> [Task item]
The output should be all lines of the entries below in which the word "problem" occurs.

────────────────

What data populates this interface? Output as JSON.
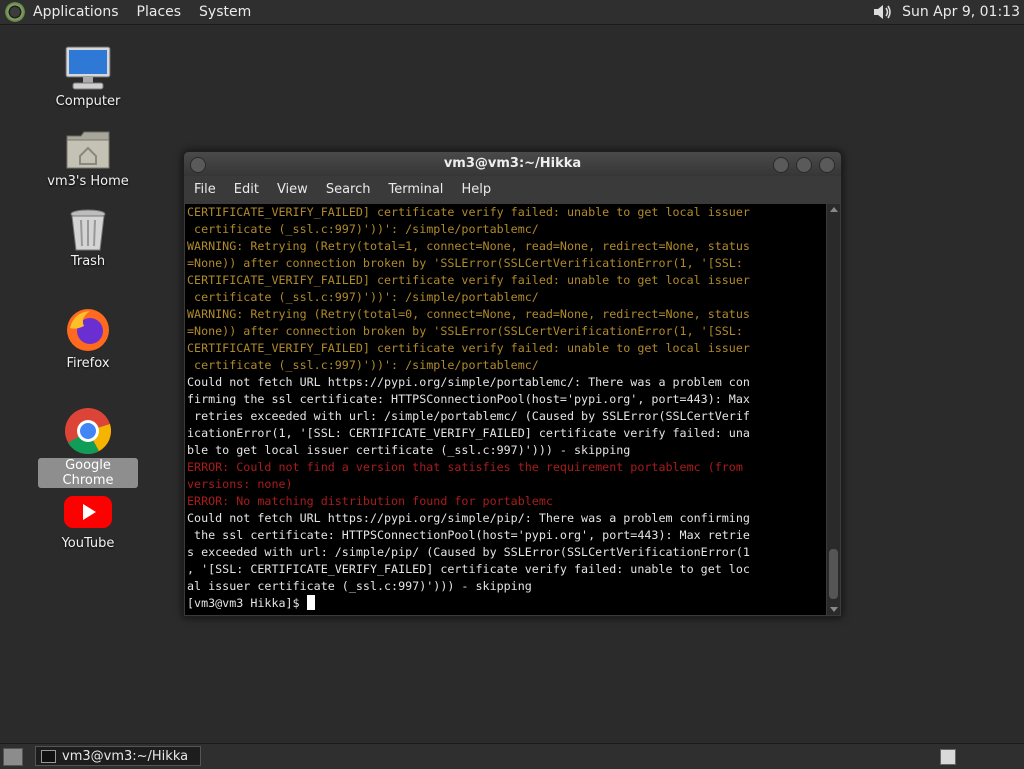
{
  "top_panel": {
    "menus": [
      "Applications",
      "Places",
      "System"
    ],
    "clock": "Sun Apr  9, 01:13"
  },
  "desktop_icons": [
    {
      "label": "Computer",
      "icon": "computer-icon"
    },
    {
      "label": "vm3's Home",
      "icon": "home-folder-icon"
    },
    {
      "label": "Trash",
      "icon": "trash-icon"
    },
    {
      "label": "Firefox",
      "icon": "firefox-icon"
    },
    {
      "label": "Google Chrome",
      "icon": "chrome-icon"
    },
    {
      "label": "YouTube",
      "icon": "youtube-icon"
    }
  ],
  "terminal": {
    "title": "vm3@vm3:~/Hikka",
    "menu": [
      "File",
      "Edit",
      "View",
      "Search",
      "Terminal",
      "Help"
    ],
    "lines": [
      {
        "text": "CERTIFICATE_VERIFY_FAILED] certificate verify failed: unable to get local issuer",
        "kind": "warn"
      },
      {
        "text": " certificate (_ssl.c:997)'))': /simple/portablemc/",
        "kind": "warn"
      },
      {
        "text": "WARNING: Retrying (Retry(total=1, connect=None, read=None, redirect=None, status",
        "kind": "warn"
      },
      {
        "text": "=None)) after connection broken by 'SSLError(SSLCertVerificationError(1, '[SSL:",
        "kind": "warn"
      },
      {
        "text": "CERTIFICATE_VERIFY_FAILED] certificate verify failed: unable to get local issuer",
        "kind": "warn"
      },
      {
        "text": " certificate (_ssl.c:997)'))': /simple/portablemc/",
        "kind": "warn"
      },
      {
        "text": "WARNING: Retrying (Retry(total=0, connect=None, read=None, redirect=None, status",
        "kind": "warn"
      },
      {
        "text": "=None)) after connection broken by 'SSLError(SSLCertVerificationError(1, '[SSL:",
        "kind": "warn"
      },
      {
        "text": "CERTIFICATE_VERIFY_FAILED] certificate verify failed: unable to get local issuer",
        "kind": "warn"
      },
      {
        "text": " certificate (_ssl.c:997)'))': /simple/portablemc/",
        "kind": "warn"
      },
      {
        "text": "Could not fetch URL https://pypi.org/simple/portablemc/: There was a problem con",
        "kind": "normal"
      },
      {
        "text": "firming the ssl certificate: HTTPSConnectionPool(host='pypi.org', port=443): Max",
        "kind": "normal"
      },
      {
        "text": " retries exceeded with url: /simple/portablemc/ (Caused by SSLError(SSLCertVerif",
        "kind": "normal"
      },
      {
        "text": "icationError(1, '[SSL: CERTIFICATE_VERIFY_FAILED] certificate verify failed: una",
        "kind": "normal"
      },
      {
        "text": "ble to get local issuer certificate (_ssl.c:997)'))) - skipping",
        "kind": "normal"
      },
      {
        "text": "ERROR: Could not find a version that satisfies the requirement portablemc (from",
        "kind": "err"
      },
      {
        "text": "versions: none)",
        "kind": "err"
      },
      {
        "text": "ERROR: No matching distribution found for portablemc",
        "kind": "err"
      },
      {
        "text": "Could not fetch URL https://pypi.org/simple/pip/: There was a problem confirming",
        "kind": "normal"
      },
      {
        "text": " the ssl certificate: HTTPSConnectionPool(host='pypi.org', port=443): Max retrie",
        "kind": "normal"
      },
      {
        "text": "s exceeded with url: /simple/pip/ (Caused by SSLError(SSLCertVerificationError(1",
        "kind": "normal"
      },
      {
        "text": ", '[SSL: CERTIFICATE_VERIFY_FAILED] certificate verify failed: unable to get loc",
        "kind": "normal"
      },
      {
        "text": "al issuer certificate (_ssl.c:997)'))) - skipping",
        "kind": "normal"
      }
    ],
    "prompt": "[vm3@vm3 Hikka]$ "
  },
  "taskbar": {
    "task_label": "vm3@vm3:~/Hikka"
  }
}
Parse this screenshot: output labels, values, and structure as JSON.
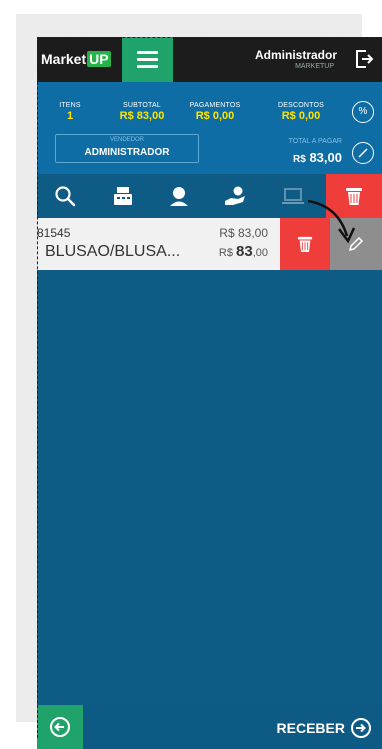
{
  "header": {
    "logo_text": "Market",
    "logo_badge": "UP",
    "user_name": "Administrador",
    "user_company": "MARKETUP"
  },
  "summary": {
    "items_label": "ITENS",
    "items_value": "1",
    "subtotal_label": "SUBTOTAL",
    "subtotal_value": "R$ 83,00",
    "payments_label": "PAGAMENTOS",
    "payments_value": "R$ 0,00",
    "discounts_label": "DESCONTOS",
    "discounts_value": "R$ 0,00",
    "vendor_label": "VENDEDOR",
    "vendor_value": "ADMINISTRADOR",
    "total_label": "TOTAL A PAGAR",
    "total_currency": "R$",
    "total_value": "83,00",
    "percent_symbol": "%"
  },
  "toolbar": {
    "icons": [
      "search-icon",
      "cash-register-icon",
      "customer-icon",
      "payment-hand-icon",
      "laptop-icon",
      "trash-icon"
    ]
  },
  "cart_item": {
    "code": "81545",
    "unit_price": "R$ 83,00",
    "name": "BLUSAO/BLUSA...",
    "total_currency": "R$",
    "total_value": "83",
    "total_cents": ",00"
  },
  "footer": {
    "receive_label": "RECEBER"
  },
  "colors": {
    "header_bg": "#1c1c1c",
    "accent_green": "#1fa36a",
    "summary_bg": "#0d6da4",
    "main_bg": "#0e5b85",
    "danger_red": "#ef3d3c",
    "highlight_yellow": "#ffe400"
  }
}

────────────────

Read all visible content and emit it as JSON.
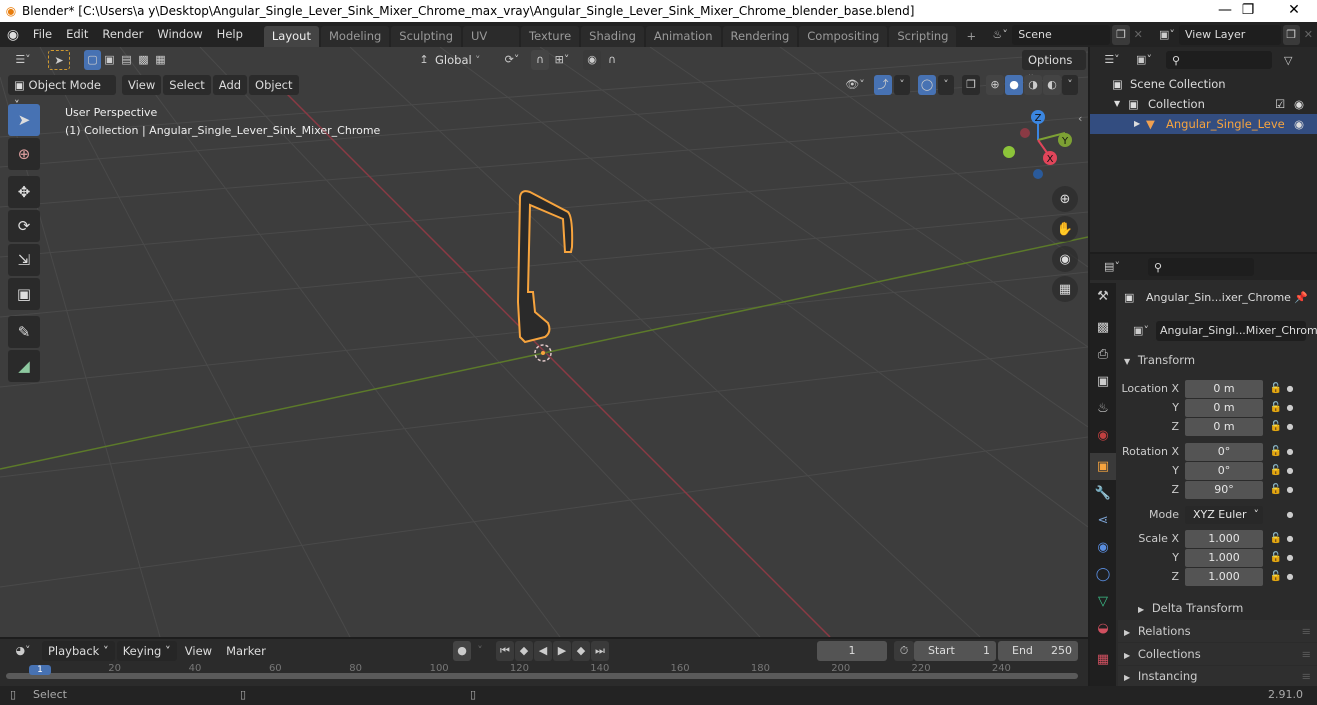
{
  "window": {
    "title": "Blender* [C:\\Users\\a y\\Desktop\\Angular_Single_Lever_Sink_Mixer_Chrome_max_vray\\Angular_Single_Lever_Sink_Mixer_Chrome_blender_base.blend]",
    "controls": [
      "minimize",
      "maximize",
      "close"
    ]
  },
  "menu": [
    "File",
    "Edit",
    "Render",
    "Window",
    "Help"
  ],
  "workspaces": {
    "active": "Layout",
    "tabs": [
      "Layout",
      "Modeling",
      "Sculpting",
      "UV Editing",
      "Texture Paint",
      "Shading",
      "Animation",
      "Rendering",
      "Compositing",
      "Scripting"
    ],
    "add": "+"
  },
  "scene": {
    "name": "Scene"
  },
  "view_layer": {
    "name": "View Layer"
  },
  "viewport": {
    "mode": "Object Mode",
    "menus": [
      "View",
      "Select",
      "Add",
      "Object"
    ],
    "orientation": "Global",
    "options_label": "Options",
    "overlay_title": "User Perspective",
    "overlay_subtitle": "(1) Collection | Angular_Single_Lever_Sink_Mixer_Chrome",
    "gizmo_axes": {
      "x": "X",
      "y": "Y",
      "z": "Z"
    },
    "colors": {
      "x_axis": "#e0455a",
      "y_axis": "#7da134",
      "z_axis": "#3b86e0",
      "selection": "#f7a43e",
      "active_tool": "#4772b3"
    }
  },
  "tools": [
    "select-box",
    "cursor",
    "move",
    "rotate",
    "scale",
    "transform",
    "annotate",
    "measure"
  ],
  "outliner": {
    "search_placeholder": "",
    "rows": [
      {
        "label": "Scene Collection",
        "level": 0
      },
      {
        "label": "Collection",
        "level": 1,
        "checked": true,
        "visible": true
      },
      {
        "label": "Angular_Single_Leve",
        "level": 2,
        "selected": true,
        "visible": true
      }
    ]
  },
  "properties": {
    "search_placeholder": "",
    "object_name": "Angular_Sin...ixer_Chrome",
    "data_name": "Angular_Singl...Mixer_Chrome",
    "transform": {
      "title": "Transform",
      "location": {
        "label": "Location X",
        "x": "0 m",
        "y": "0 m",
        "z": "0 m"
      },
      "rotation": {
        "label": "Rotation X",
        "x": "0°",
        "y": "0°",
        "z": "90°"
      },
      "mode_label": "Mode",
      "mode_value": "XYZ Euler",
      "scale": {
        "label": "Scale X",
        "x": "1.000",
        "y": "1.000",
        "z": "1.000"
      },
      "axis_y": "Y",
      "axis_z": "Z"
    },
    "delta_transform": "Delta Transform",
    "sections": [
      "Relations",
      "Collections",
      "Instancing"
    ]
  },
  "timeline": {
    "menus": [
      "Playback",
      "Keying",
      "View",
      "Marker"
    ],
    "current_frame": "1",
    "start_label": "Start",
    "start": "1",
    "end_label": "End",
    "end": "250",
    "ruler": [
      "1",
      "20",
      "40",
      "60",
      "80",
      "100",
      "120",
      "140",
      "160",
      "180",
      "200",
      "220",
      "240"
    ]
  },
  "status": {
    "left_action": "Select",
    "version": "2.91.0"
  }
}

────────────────

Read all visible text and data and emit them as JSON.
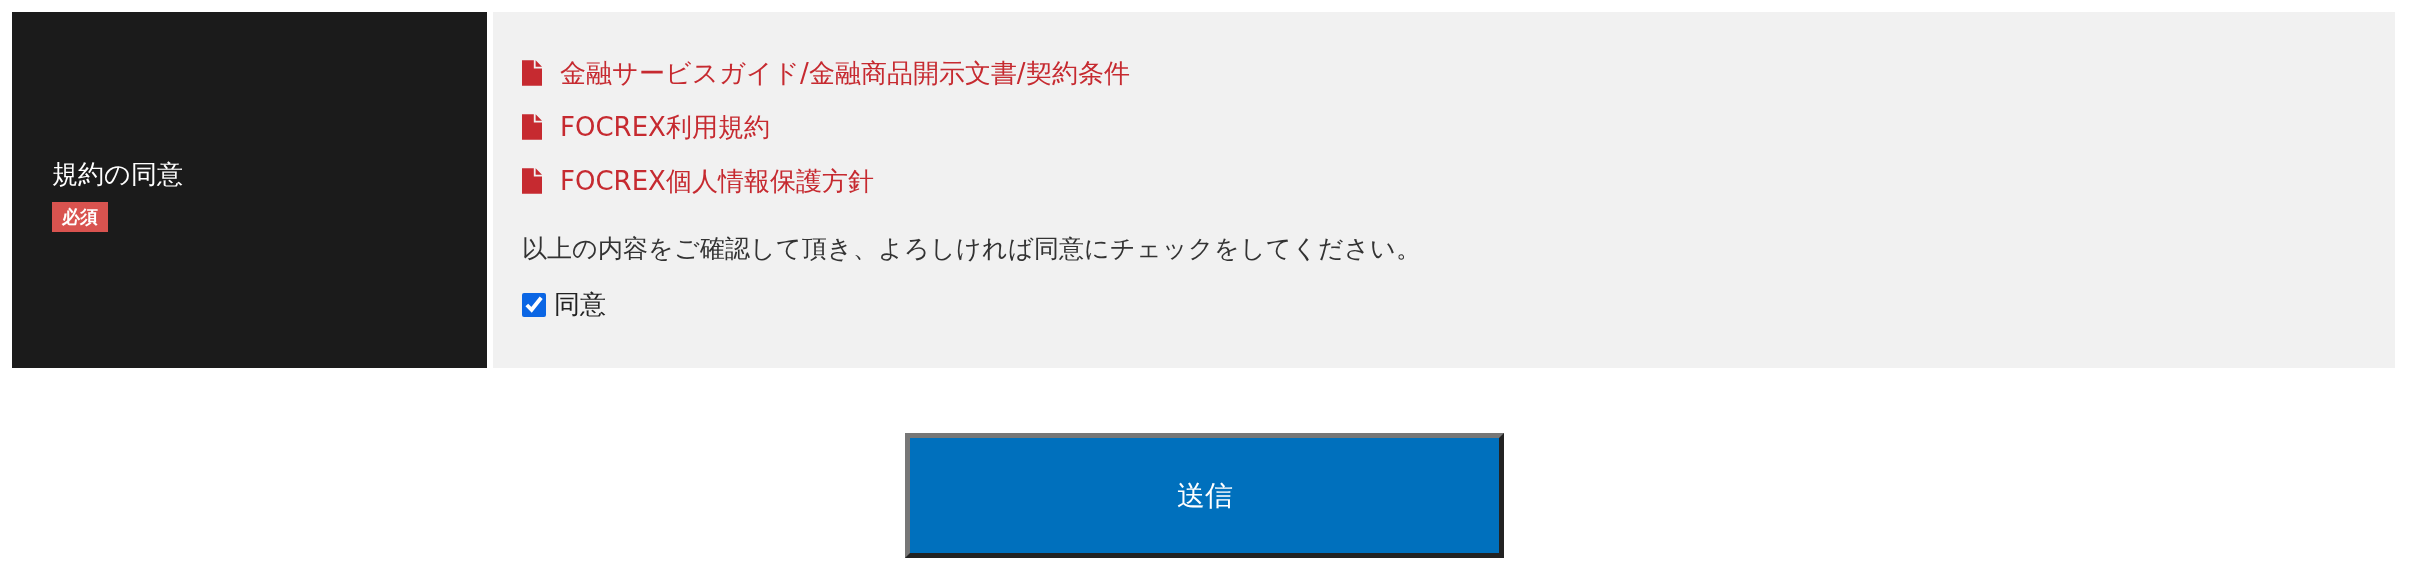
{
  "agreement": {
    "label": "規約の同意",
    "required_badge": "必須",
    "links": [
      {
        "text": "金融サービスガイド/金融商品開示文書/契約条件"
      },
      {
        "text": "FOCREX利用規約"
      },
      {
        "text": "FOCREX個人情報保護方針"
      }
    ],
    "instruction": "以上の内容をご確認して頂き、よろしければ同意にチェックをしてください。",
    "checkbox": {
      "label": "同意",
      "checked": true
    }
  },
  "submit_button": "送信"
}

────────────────

> [Written solution]
        "text": "Could not fetch URL https://pypi.org/simple/portablemc/: There was a problem con",
        "text": "Could not fetch URL https://pypi.org/simple/pip/: There was a problem confirming",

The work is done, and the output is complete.